– The vintage year. There are lots of good nonvintage wines, of course. These are blends of two or more vintages, and they’re often high-quality, well-balanced wines, sometimes with hints of the dignity that is conferred on wine by age. But when a bottle bears a vintage year, it demands close attention. On the other hand, it is worth remembering (as the dean of 20th-century wine writers, André Simon, was fond of saying) that there are no great vintages, only great bottles -i.e., that there are substandard wines made in the finest vintages and very good ones made in the poorest.
– The alcoholic content. This is a matter of great concern in Europe, where high-alcohol wines are generally more expensive and sought-after than low-alcohol ones. It’s much less of a concern in the U.S., though. In my experience, at least, Americans rarely notice the alcoholic content of a table wine (except for maybe after they’ve drunk it, when it’s too late); and American laws permit a variation of up to 1.5 per cent in either direction from the stated strength -a wine marked 13 per cent, for instance, might be as low as 11.5 per cent or as high as 14.5 per cent.

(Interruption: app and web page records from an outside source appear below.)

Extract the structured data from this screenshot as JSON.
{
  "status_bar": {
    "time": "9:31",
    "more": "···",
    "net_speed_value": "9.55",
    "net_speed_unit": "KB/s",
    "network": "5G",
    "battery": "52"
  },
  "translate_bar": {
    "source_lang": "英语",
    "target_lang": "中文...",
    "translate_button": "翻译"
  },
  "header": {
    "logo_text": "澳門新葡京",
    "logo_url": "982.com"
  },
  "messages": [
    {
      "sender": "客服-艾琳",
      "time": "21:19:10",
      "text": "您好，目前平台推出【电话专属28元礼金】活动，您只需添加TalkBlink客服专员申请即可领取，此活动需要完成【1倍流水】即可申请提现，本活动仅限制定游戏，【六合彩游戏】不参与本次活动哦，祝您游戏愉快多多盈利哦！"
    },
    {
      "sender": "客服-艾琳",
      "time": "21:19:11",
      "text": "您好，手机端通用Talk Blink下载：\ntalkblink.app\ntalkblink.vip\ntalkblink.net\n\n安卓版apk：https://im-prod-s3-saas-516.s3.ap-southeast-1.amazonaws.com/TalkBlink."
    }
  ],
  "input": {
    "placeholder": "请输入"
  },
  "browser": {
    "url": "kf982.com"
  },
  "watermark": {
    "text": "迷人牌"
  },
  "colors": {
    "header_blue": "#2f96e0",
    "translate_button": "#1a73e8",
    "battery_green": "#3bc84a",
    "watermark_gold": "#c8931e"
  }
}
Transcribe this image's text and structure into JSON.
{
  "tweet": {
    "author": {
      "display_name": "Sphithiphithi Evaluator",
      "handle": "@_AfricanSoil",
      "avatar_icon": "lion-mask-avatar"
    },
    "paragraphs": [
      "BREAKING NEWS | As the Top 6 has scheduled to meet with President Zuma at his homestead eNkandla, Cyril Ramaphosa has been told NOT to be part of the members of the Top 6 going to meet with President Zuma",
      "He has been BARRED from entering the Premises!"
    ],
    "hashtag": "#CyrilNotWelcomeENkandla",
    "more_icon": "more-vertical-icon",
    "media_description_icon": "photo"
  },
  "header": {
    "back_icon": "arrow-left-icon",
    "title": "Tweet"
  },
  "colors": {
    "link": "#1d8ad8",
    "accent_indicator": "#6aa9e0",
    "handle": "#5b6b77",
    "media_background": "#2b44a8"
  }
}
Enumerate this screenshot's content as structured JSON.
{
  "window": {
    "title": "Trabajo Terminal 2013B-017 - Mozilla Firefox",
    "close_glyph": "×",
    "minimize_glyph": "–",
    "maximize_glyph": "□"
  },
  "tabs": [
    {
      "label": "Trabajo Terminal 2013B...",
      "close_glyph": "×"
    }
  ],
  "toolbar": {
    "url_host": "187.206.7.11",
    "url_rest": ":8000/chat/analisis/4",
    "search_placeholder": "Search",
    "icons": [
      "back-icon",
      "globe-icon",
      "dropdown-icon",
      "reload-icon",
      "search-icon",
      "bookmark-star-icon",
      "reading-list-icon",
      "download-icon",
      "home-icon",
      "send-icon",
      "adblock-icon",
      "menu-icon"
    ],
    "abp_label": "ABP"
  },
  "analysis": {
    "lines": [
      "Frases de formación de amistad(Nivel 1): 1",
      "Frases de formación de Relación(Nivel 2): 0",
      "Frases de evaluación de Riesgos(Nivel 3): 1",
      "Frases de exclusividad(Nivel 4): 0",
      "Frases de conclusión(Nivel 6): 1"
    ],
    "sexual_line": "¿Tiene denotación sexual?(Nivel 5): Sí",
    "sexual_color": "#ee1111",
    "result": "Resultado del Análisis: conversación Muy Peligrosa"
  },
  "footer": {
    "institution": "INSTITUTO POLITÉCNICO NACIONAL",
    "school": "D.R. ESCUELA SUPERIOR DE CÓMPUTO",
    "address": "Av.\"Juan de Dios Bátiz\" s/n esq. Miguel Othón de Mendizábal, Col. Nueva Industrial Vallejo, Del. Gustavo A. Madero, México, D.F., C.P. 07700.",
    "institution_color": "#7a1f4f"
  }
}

To help you use these basics, I’ll offer,in closing, four suggestions:1) Keeplearning about wine; being able to readlabels won’t help if you don’t know whatyou’re reading. 2) Really read the label.Intentionally or not, wine labels can be deceiving. 3) Remember what you like andnotice similarities on labels. This not onlylets you try the same wine in different vintages or lot numbers or whatever, buthelps you expand your wine experience bytrying other similar wines. 4) Have fun;that’s the whole point of this thing,anyway, and learning about wine labels orabout wine itself shouldn’t seem like achore. Relax and drink it all in – the labeland the wine.